Report Provides New Sugar Recommendations For Adults
A teaspoon of the stuff might help your medicine go down, but exceeding your recommended sugar intake could lead to obesity, heart disease, and not-so-healthy eating habits. But how much sugar is sweet, and how much turns your health sour? For the first time ever, the American Heart Association (AHA) has released guidelines giving people an idea of what a healthy daily sugar intake really is.
The AHA statement makes the point that added sugars, such as high-fructose corn syrup or ordinary table sugar added to sodas, breads, and other processed foods, are likely responsible for the increase in calorie consumption and the subsequent rise in obesity of the past few decades. Furthermore, people who have unhealthy sugar intake levels also consume lower levels of vital nutrients, such as zinc, iron, calcium, and vitamin A. And one study has suggested that too much sugar could raise blood pressure levels. The report also notes that over the past 30 years, we’ve consumed an average of 150 to 300 more calories per day than we used to, 50 percent of which come from beverages. And our physical activity levels remain unchanged, so those extra calories don’t get burned off.
Surveys have also found that the average American consumes around 22.2 teaspoons of added sugar every day. According to the new guidelines, we should really be eating a fraction of that amount…
The recommended sugar intake for adult women is 5 teaspoons (20 grams) of sugar per day, for adult men, it’s 9 teaspoons (36 grams) daily, and for children, it’s 3 teaspoons (12 grams) a day. Wilmington, NC is a “sweet” place to live but watch the amount of sugar in your diet…stay healthy! Schedule an appointment with Dr. McGraw to discuss your nutritional concerns!
“Don’t dig your grave with your own knife and fork.”
~ English Proverb
Congratulations to all of the runners at The Quintiles 1/2 and full Marathon this weekend in Wilmington, NC! Dr. McGraw and Dr. Bradburn spent a busy weekend providing Active Release Techniques before and after the races! Athletes benefit from active release therapy to get sore or injured muscles moving again, and to generally improve athletic performance.
Active Care Chiropractic is a proud sponsor of the 4th annual Quintiles Wrightsville Beach Marathon and Half Marathon! Good luck to all of our patients…See you at the finish line!
Obesity is a bigger health crisis globally than hunger, and the leading cause of disabilities around the world, according to a report published in the British medical journal The Lancet. Some food for thought…
Gentlemen, is there a problem with your wallet?
The problem IS your wallet. Have you looked at your wallet recently? Many are an inch thick or more. Most people carry their wallet in their back pocket. Then they sit on that wallet sometimes all day long, causing their pelvis to be shifted on one side for the majority of the day. The result is often pain in the back and hips and sometimes even sciatica on that side. Try keeping your wallet in your side pocket or carrying it!

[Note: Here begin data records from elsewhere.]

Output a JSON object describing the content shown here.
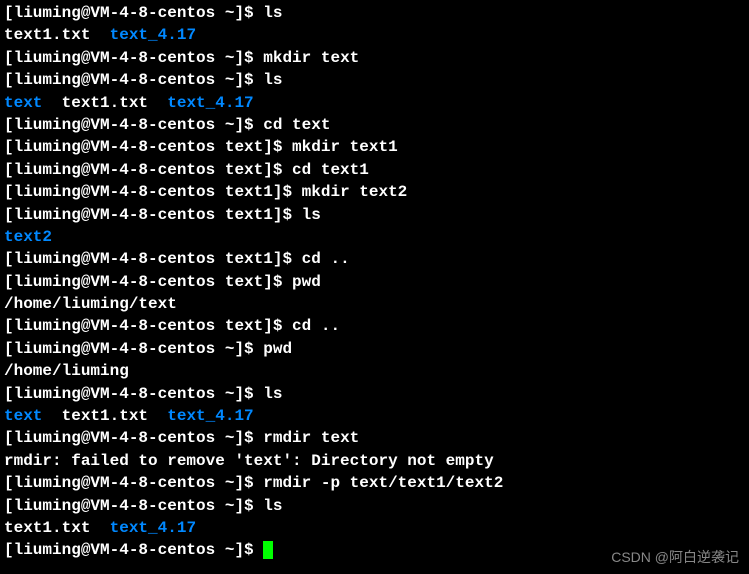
{
  "lines": [
    {
      "prompt": "[liuming@VM-4-8-centos ~]$ ",
      "cmd": "ls"
    },
    {
      "output": [
        {
          "t": "text1.txt  ",
          "c": ""
        },
        {
          "t": "text_4.17",
          "c": "dir"
        }
      ]
    },
    {
      "prompt": "[liuming@VM-4-8-centos ~]$ ",
      "cmd": "mkdir text"
    },
    {
      "prompt": "[liuming@VM-4-8-centos ~]$ ",
      "cmd": "ls"
    },
    {
      "output": [
        {
          "t": "text",
          "c": "dir"
        },
        {
          "t": "  text1.txt  ",
          "c": ""
        },
        {
          "t": "text_4.17",
          "c": "dir"
        }
      ]
    },
    {
      "prompt": "[liuming@VM-4-8-centos ~]$ ",
      "cmd": "cd text"
    },
    {
      "prompt": "[liuming@VM-4-8-centos text]$ ",
      "cmd": "mkdir text1"
    },
    {
      "prompt": "[liuming@VM-4-8-centos text]$ ",
      "cmd": "cd text1"
    },
    {
      "prompt": "[liuming@VM-4-8-centos text1]$ ",
      "cmd": "mkdir text2"
    },
    {
      "prompt": "[liuming@VM-4-8-centos text1]$ ",
      "cmd": "ls"
    },
    {
      "output": [
        {
          "t": "text2",
          "c": "dir"
        }
      ]
    },
    {
      "prompt": "[liuming@VM-4-8-centos text1]$ ",
      "cmd": "cd .."
    },
    {
      "prompt": "[liuming@VM-4-8-centos text]$ ",
      "cmd": "pwd"
    },
    {
      "output": [
        {
          "t": "/home/liuming/text",
          "c": ""
        }
      ]
    },
    {
      "prompt": "[liuming@VM-4-8-centos text]$ ",
      "cmd": "cd .."
    },
    {
      "prompt": "[liuming@VM-4-8-centos ~]$ ",
      "cmd": "pwd"
    },
    {
      "output": [
        {
          "t": "/home/liuming",
          "c": ""
        }
      ]
    },
    {
      "prompt": "[liuming@VM-4-8-centos ~]$ ",
      "cmd": "ls"
    },
    {
      "output": [
        {
          "t": "text",
          "c": "dir"
        },
        {
          "t": "  text1.txt  ",
          "c": ""
        },
        {
          "t": "text_4.17",
          "c": "dir"
        }
      ]
    },
    {
      "prompt": "[liuming@VM-4-8-centos ~]$ ",
      "cmd": "rmdir text"
    },
    {
      "output": [
        {
          "t": "rmdir: failed to remove 'text': Directory not empty",
          "c": ""
        }
      ]
    },
    {
      "prompt": "[liuming@VM-4-8-centos ~]$ ",
      "cmd": "rmdir -p text/text1/text2"
    },
    {
      "prompt": "[liuming@VM-4-8-centos ~]$ ",
      "cmd": "ls"
    },
    {
      "output": [
        {
          "t": "text1.txt  ",
          "c": ""
        },
        {
          "t": "text_4.17",
          "c": "dir"
        }
      ]
    },
    {
      "prompt": "[liuming@VM-4-8-centos ~]$ ",
      "cmd": "",
      "cursor": true
    }
  ],
  "watermark": "CSDN @阿白逆袭记"
}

Daylight Savings Time! Go ahead…adjust it!
The Key To Sitting Successfully: Stand Up
From computers to smart phones to iPads, our beloved electronic devices are crippling our posture and contributing to back pain and joint problems. Fortunately, there are a few strategies – such as changing your position often– that can address a lot of these potential problems and help keep you more fit and properly aligned.
As miserable as back pain is, that may be the least of your worries if you spend a significant portion of your time on your duff. Sitting may actually cut years off your life. Lack of exercise is sitting’s evil accomplice. The more you sit, the less your body wants to move.
According to a study in the British Medical Journal, reducing the average time you spend sitting to less than three hours per day could increase your life expectancy by two years, which is a significant decrease from the 4.5 to 5 hours per day the average American now spends on a chair or sofa. An analysis of 18 studies showed that people who sat for the longest periods of time were twice as likely to have diabetes or heart disease, compared to those who sat the least. Sitting has actually joined smoking and obesity as an important risk factor for chronic disease.
The basic remedy is to stand up – but you have to do this frequently if you spend a lot of your life in a chair. Change positions often – at least every 20 to 30 minutes – and maintain proper torso alignment, regardless of what position you’re in. Sitting, especially while doing computer work or texting, tends to result in leaning forward with your head, neck, shoulders and upper back. The key is to teach your body to support itself in a more neutral position, without over-correcting. Wilmington, NC … Stand Up!